Once you commit to a 1 percent contribution, you can increase it gradually each year. For example, in year two, you can increase your contribution to 2 percent of your pay. In year three, you can increase your contribution to 3 percent of your pay, and so on.
If you time the increases with your annual pay raise, you’ll notice the increased contribution even less. So if you get a 2 percent increase in pay, it will effectively be splitting the increase between your retirement plan and your checking account. And if your employer provides a matching contribution, that will make the arrangement even better.
Betterment is an automated investment platform that’s cheap and super easy to use.
When you invest your money with Betterment, the site sets you up with a portfolio that includes several exchange traded funds (ETFs). Betterment figures out how to invest your money for you based on a few questions you answer. That is to say that investment management is actually performed by the platform, as this is not a do-it-yourself account where you buy and sell your own choice of securities.
Betterment is the perfect platform if you are new to investing and don’t have a large amount of money to open an account.

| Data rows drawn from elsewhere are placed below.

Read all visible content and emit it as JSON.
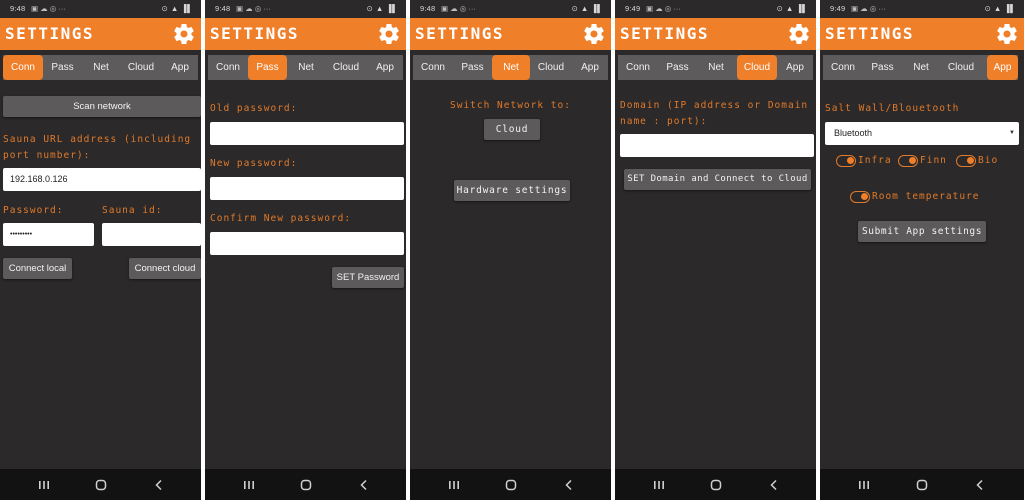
{
  "accent_color": "#f07f2a",
  "background_color": "#2b2929",
  "app": {
    "title": "SETTINGS"
  },
  "tabs": [
    "Conn",
    "Pass",
    "Net",
    "Cloud",
    "App"
  ],
  "status_bars": [
    {
      "time": "9:48",
      "extra": "▣ ☁ ◎ ···",
      "right": "⊙ ▲ ▐▌"
    },
    {
      "time": "9:48",
      "extra": "▣ ☁ ◎ ···",
      "right": "⊙ ▲ ▐▌"
    },
    {
      "time": "9:48",
      "extra": "▣ ☁ ◎ ···",
      "right": "⊙ ▲ ▐▌"
    },
    {
      "time": "9:49",
      "extra": "▣ ☁ ◎ ···",
      "right": "⊙ ▲ ▐▌"
    },
    {
      "time": "9:49",
      "extra": "▣ ☁ ◎ ···",
      "right": "⊙ ▲ ▐▌"
    }
  ],
  "conn": {
    "scan_label": "Scan network",
    "url_label": "Sauna URL address (including port number):",
    "url_value": "192.168.0.126",
    "password_label": "Password:",
    "password_value": "•••••••••",
    "sauna_id_label": "Sauna id:",
    "sauna_id_value": "",
    "connect_local_label": "Connect local",
    "connect_cloud_label": "Connect cloud"
  },
  "pass": {
    "old_label": "Old password:",
    "new_label": "New password:",
    "confirm_label": "Confirm New password:",
    "old_value": "",
    "new_value": "",
    "confirm_value": "",
    "set_label": "SET Password"
  },
  "net": {
    "switch_label": "Switch Network to:",
    "cloud_label": "Cloud",
    "hardware_label": "Hardware settings"
  },
  "cloud": {
    "domain_label": "Domain (IP address or Domain name : port):",
    "domain_value": "",
    "set_label": "SET Domain and Connect to Cloud"
  },
  "app_panel": {
    "salt_label": "Salt Wall/Blouetooth",
    "salt_selected": "Bluetooth",
    "infra_label": "Infra",
    "finn_label": "Finn",
    "bio_label": "Bio",
    "room_label": "Room temperature",
    "submit_label": "Submit App settings"
  },
  "nav_icons": [
    "recent-apps-icon",
    "home-icon",
    "back-icon"
  ]
}
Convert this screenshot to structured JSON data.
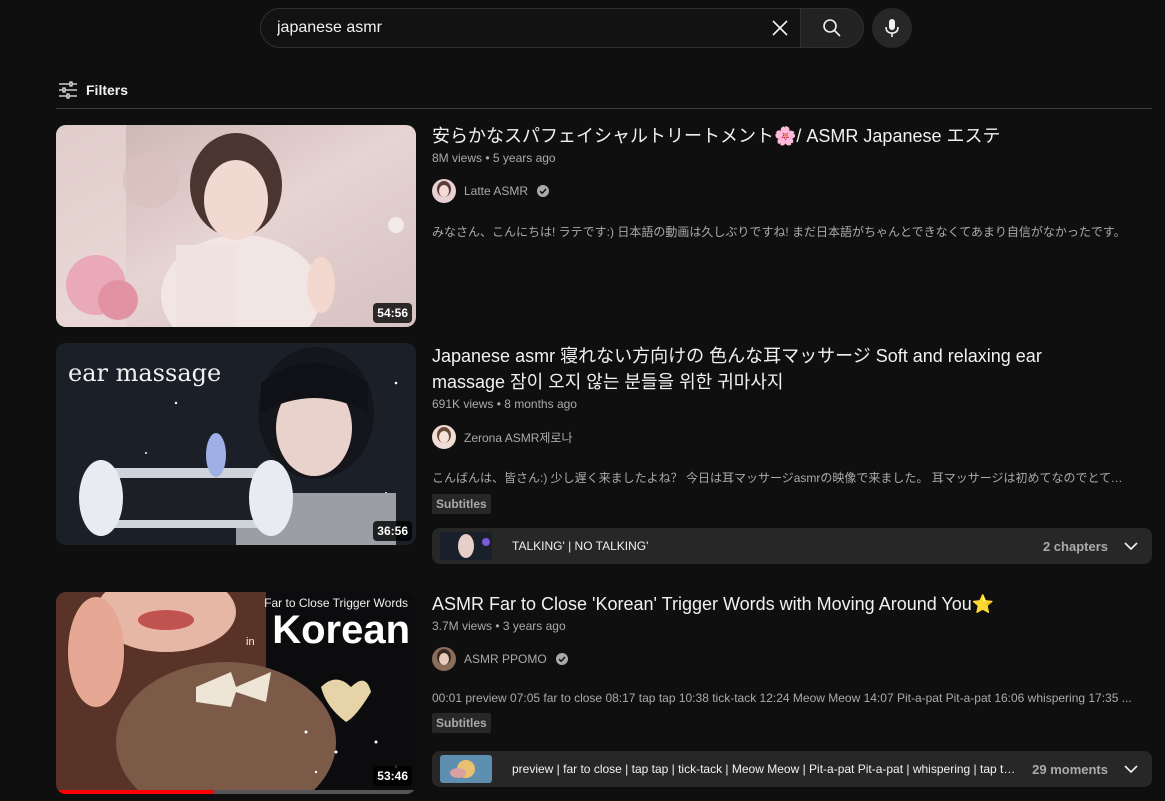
{
  "search": {
    "query": "japanese asmr"
  },
  "filters": {
    "label": "Filters"
  },
  "results": [
    {
      "title": "安らかなスパフェイシャルトリートメント🌸/ ASMR Japanese エステ",
      "views": "8M views",
      "age": "5 years ago",
      "channel": "Latte ASMR",
      "verified": true,
      "description": "みなさん、こんにちは! ラテです:) 日本語の動画は久しぶりですね! まだ日本語がちゃんとできなくてあまり自信がなかったです。",
      "duration": "54:56"
    },
    {
      "title": "Japanese asmr 寝れない方向けの 色んな耳マッサージ Soft and relaxing ear massage 잠이 오지 않는 분들을 위한 귀마사지",
      "views": "691K views",
      "age": "8 months ago",
      "channel": "Zerona ASMR제로나",
      "verified": false,
      "description": "こんばんは、皆さん:) 少し遅く来ましたよね？ 今日は耳マッサージasmrの映像で来ました。 耳マッサージは初めてなのでとても ...",
      "badge": "Subtitles",
      "thumb_text": "ear massage",
      "chapters_text": "TALKING' | NO TALKING'",
      "chapters_count": "2 chapters",
      "duration": "36:56"
    },
    {
      "title": "ASMR Far to Close 'Korean' Trigger Words with Moving Around You⭐",
      "views": "3.7M views",
      "age": "3 years ago",
      "channel": "ASMR PPOMO",
      "verified": true,
      "description": "00:01 preview 07:05 far to close 08:17 tap tap 10:38 tick-tack 12:24 Meow Meow 14:07 Pit-a-pat Pit-a-pat 16:06 whispering 17:35 ...",
      "badge": "Subtitles",
      "thumb_text_small": "Far to Close Trigger Words",
      "thumb_text_in": "in",
      "thumb_text_big": "Korean",
      "chapters_text": "preview | far to close | tap tap | tick-tack | Meow Meow | Pit-a-pat Pit-a-pat | whispering | tap tap tap tap",
      "chapters_count": "29 moments",
      "duration": "53:46",
      "watch_progress": 0.44
    }
  ]
}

Not only will Betterment handle the investing for you, but there is no minimum deposit amount to open an account and you can contribute as little as $10 at a time.
If you’re able to set up an automatic deposit of at least $100 a month, Betterment’s fee is 0.35 percent of the amount of money you have in the account, which is pretty low (just $3.50 on an account of $1,000) considering that it also includes professional investment management. If you do not do an automatic deposit of at least $100 a month and have less than $10,000 invested, the fee to invest with Betterment is a flat $3 a month.

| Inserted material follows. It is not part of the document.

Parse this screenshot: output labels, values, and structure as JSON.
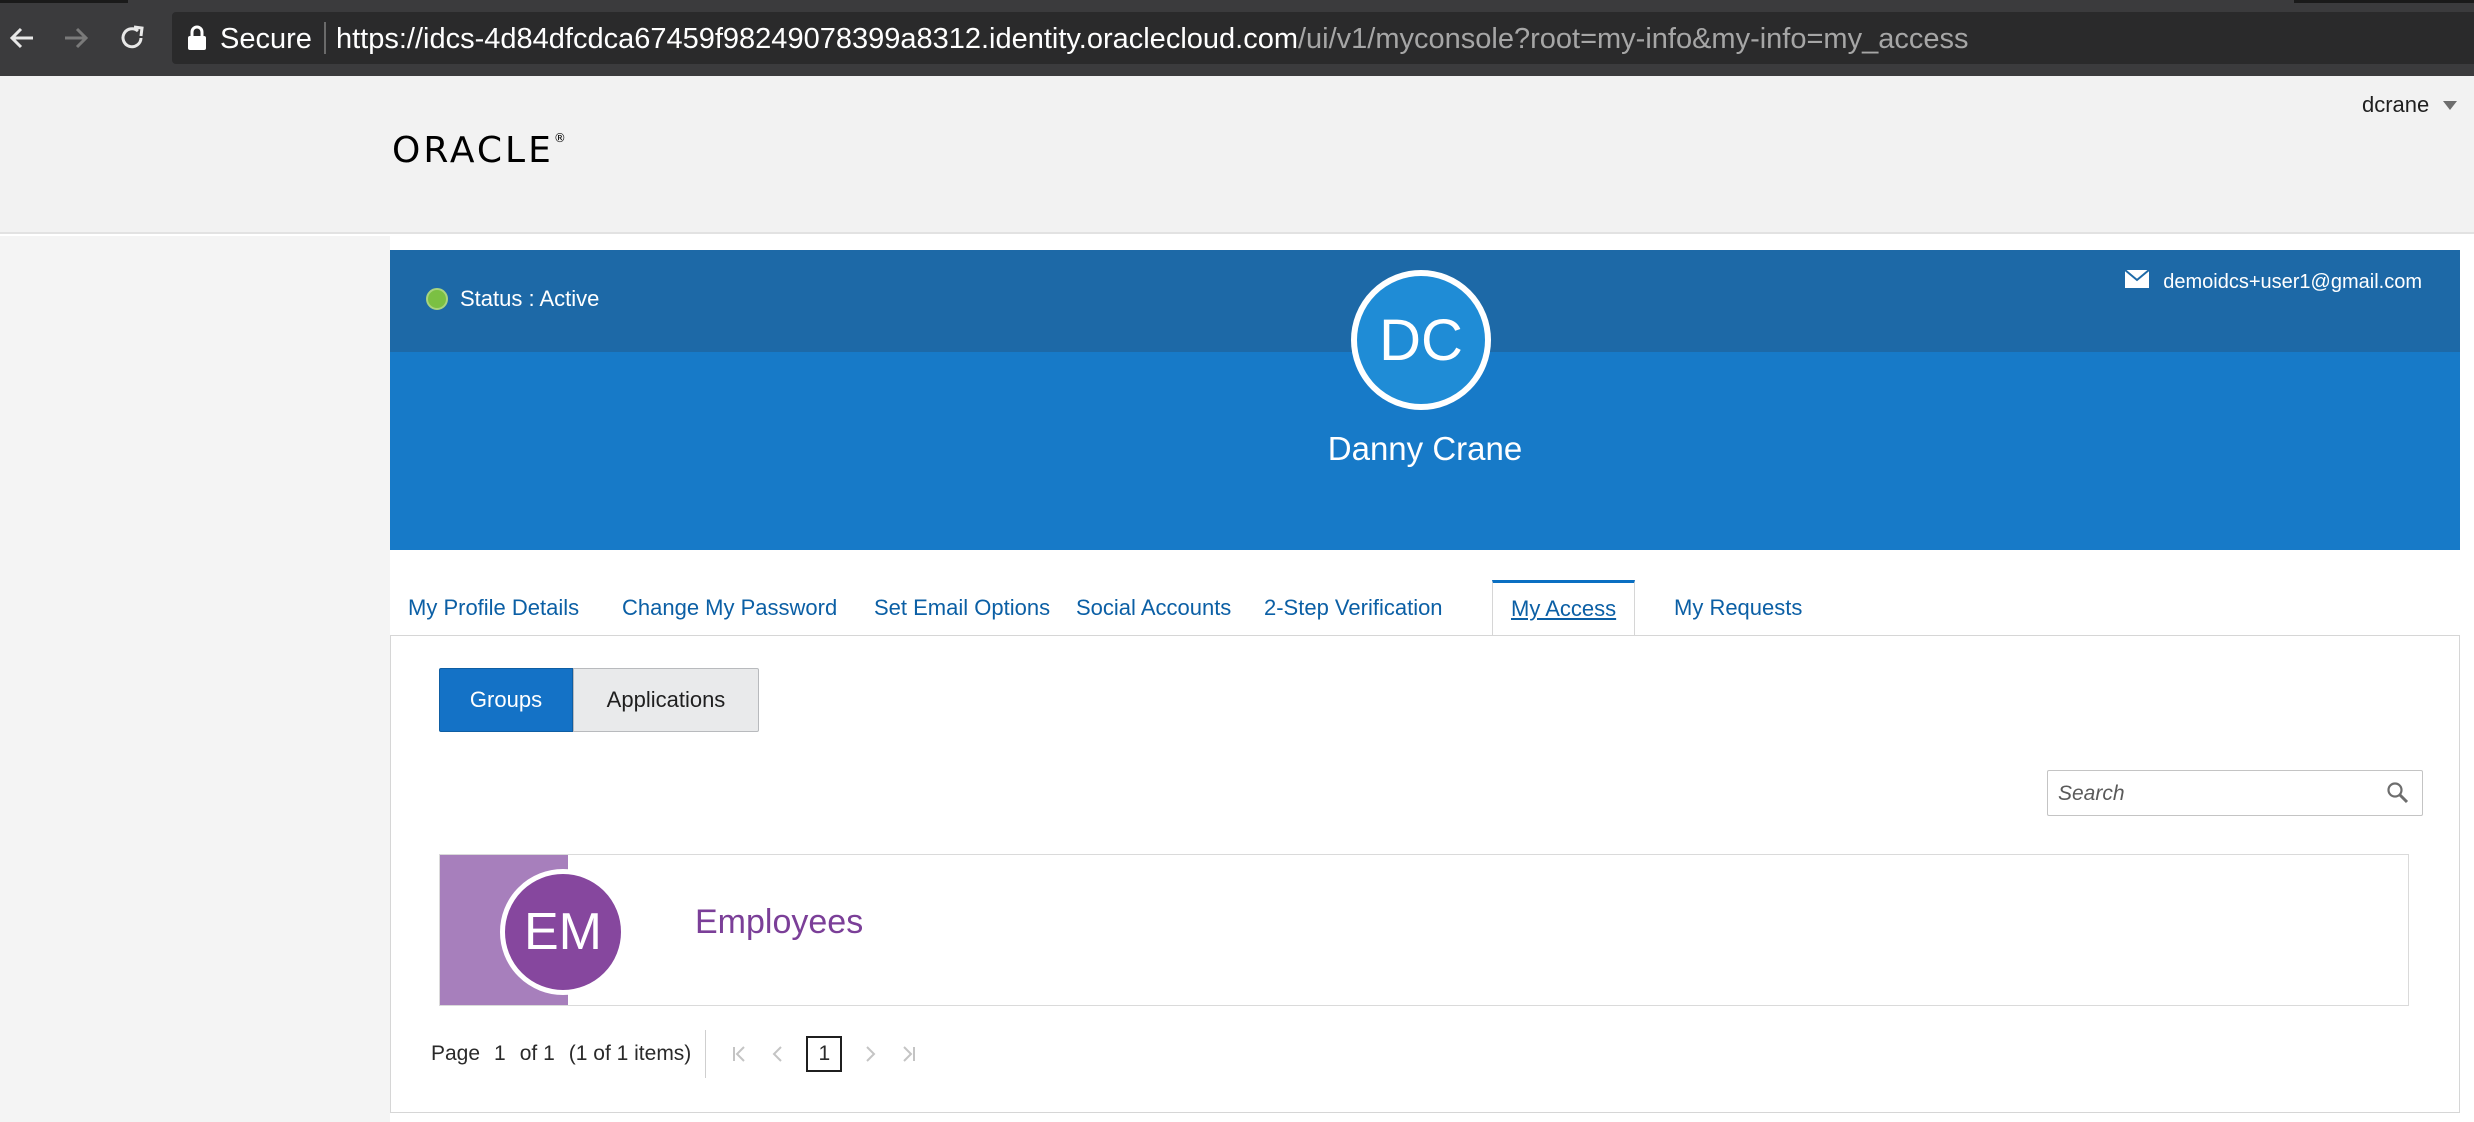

4. Low initial investment mutual funds
Mutual funds are investment securities that allow you to invest in a portfolio of stocks and bonds with a single transaction, making them perfect for new investors.
The trouble is, many mutual fund companies require initial minimum investments of between $500 and $5,000. If you’re a first-time investor with little money to invest, those minimums can be out of reach. But some mutual fund companies will waive the account minimums if you agree to automatic monthly investments of between $50 and $100.

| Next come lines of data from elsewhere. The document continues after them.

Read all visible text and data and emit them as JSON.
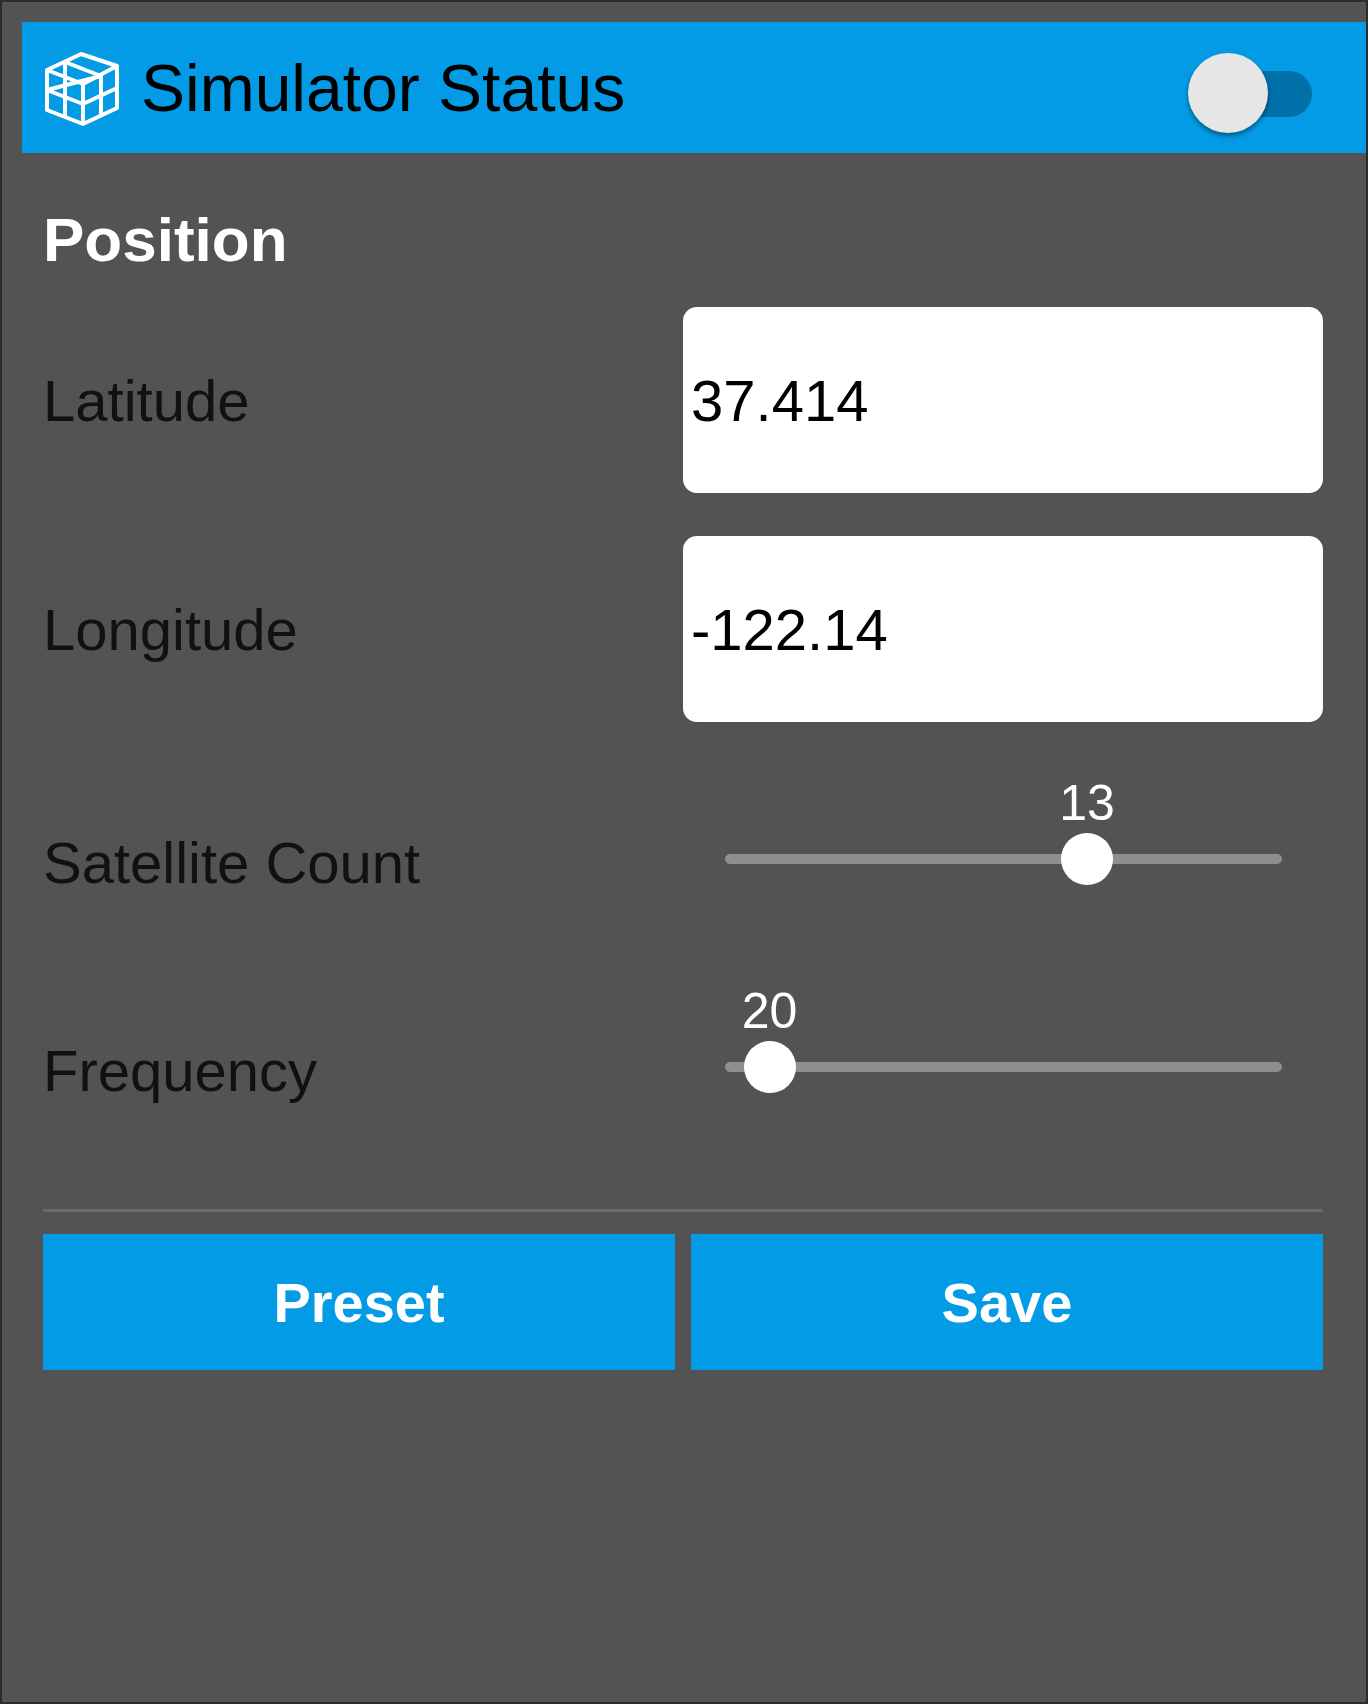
{
  "header": {
    "title": "Simulator Status",
    "toggle": {
      "on": false
    }
  },
  "section_title": "Position",
  "rows": [
    {
      "kind": "field",
      "label": "Latitude",
      "value": "37.414"
    },
    {
      "kind": "field",
      "label": "Longitude",
      "value": "-122.14"
    },
    {
      "kind": "slider",
      "label": "Satellite Count",
      "value": "13",
      "level": 0.65
    },
    {
      "kind": "slider",
      "label": "Frequency",
      "value": "20",
      "level": 0.08
    }
  ],
  "buttons": [
    {
      "label": "Preset"
    },
    {
      "label": "Save"
    }
  ]
}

Automatic investing is a common feature with mutual fund and exchange-traded fund IRA accounts. It’s less common with taxable accounts, though its always worth asking if it’s available. Mutual fund companies that have been known to do this include Dreyfus, Transamerica, and T. Rowe Price.
An automatic investing arrangement is particularly convenient if you can do it through payroll savings. You can typically set up an automatic deposit situation through your payroll, in much the same way that you do with an employer-sponsored retirement plan. Just ask your human resources department how to set it up.
Learn more about getting started with mutual fund investing here.
5. Treasury securities
Not many small investors begin their investment journey with the United States Treasury securities, but you can. You’ll never get rich with these securities, but it is an excellent place to park your money – and earn some interest – until you are ready to go into higher risk/higher return investments.
Treasury securities, also known as savings bonds, are easy to buy through the U.S. Treasury’s bond portal Treasury Direct. There you can buy fixed-income U.S. government securities with maturities of anywhere from 30 days to 30 years in denominations as low as $100.
You can also use Treasury Direct to buy Treasury Inflation Protected Securities, or TIPS. These not only pay interest, but they also make periodic principal adjustments to account for inflation based on changes in the consumer price index.
And as is the case with mutual funds, you can also arrange to have your Treasury Direct account funded through payroll savings.
There are plenty of ways to start investing with little money. You just have to get started. Once you do, it will get easier as time goes on. And your future self will love you for it.
By Kevin Mercadante